[Exercise prompt] If a line in the data holds "Stripe", copy that line out in full.

[Dataset excerpts]

§ §

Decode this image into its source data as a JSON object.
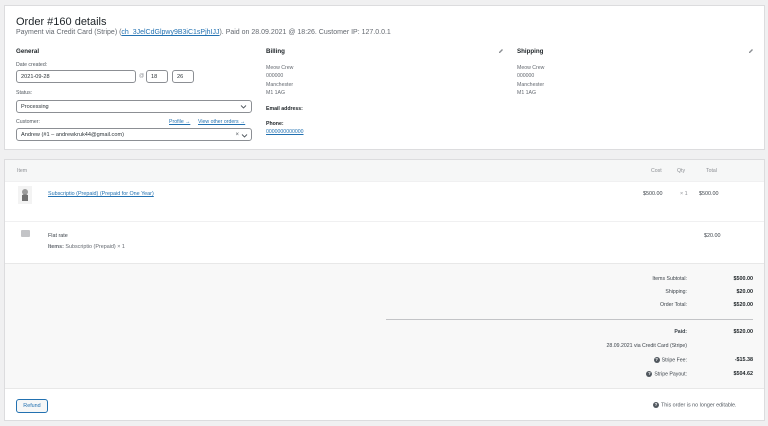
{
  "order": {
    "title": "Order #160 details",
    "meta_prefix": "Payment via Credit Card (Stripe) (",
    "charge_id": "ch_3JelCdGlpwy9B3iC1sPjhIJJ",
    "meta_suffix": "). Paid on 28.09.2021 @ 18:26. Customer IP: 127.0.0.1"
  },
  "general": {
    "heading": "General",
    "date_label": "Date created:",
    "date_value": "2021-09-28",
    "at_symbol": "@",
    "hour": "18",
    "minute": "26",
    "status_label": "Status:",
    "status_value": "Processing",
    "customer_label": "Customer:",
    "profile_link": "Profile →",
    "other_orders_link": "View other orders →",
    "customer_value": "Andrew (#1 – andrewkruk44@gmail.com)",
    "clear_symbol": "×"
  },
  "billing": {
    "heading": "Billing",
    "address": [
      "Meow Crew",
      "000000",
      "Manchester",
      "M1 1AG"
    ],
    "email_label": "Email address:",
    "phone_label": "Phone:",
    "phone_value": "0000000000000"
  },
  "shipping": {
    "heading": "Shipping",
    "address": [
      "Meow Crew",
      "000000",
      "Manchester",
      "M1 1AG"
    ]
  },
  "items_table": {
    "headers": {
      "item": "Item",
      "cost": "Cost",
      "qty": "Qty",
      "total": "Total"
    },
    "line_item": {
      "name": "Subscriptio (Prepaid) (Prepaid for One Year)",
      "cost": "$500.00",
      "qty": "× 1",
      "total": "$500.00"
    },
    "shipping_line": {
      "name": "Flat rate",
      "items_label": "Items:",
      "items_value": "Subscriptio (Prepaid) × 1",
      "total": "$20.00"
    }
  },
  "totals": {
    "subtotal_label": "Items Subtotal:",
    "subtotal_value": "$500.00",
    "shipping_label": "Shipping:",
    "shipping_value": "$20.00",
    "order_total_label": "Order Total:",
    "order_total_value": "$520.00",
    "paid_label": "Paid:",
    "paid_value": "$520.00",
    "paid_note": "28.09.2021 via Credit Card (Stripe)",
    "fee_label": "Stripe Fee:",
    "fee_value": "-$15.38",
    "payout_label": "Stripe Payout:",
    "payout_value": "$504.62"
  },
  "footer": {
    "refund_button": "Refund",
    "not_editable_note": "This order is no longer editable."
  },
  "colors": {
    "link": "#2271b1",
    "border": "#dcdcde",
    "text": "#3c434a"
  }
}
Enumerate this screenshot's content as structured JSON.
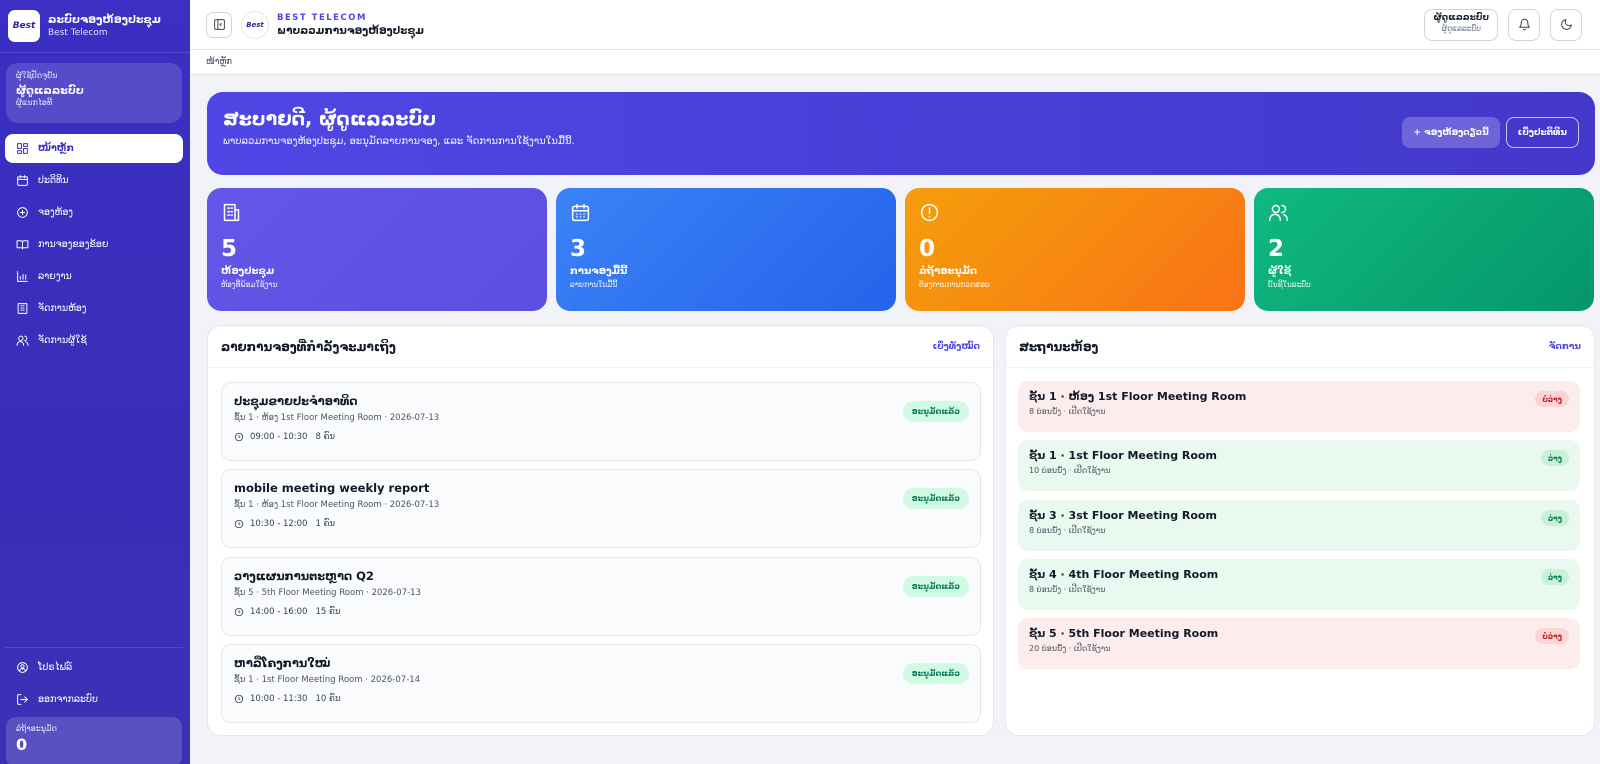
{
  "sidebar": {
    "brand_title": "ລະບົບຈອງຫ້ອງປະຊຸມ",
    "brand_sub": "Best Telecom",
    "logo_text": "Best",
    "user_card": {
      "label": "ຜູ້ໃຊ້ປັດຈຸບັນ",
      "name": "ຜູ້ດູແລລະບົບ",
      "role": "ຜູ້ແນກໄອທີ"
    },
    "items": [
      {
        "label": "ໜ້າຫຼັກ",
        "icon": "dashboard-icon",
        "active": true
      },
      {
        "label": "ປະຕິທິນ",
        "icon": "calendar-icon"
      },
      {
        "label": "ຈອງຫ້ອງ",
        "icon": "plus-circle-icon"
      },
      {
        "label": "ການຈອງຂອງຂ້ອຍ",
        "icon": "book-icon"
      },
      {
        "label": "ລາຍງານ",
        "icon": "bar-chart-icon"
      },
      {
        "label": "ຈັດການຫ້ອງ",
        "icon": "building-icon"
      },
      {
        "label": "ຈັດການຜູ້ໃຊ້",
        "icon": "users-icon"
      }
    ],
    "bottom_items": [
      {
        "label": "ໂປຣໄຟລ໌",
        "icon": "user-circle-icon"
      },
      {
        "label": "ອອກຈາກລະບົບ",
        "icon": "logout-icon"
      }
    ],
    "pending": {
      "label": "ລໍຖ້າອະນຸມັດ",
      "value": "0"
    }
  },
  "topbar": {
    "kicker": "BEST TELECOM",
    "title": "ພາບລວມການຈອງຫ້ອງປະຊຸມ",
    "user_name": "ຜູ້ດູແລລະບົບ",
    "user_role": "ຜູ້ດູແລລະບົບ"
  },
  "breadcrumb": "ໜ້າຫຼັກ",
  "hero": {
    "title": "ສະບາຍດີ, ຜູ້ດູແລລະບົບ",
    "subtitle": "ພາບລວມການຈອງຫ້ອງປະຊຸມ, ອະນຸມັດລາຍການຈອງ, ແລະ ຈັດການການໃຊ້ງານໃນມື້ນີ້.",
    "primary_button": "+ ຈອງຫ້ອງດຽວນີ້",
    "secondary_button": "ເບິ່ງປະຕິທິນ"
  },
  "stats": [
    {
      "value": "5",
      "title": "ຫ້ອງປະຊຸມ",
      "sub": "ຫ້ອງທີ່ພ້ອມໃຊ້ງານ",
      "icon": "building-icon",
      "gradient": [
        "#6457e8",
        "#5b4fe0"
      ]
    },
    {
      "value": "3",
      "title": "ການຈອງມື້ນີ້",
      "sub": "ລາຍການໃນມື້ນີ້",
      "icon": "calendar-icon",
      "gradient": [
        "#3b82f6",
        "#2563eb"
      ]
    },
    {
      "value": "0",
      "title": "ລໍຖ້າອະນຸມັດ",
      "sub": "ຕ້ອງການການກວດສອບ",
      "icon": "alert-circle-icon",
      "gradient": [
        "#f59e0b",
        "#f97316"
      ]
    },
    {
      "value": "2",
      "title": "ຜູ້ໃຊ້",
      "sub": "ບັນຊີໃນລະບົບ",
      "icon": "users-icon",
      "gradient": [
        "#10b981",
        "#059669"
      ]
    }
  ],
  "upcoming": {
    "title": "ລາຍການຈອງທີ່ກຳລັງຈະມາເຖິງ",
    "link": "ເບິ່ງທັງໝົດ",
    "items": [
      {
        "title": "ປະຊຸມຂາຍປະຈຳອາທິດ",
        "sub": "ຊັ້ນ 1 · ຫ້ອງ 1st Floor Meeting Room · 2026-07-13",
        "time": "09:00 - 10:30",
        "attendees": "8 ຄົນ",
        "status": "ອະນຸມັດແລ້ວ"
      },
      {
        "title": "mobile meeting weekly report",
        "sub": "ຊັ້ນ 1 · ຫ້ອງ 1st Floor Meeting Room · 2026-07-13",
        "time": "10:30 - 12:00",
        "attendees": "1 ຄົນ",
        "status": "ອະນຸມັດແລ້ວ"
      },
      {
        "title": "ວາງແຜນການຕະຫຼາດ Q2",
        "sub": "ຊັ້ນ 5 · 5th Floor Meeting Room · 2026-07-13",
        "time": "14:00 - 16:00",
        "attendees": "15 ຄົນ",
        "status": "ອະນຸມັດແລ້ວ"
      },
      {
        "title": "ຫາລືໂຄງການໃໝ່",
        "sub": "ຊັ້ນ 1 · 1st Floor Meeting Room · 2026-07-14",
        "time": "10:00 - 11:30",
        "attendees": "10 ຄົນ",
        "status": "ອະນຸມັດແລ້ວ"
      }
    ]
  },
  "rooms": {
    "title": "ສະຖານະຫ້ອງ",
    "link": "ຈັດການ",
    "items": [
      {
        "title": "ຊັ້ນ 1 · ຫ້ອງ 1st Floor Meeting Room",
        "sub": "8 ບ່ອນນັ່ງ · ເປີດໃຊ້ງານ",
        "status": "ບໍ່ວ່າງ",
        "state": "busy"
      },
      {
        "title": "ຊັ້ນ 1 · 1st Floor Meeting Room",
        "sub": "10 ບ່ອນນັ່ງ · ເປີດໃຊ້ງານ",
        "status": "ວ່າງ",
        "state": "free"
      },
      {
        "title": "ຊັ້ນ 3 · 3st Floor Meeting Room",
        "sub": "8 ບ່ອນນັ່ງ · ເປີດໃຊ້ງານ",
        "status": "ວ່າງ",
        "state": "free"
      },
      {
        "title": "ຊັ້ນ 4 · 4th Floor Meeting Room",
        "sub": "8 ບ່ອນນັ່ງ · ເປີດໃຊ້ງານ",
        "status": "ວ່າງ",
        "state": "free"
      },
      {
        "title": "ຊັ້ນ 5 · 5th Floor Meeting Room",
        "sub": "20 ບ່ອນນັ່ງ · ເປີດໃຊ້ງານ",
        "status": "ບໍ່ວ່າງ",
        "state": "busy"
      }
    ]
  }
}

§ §

[Solution]
    "meta_prefix": "Payment via Credit Card (Stripe) (",
    "paid_note": "28.09.2021 via Credit Card (Stripe)",
    "fee_label": "Stripe Fee:",
    "payout_label": "Stripe Payout:",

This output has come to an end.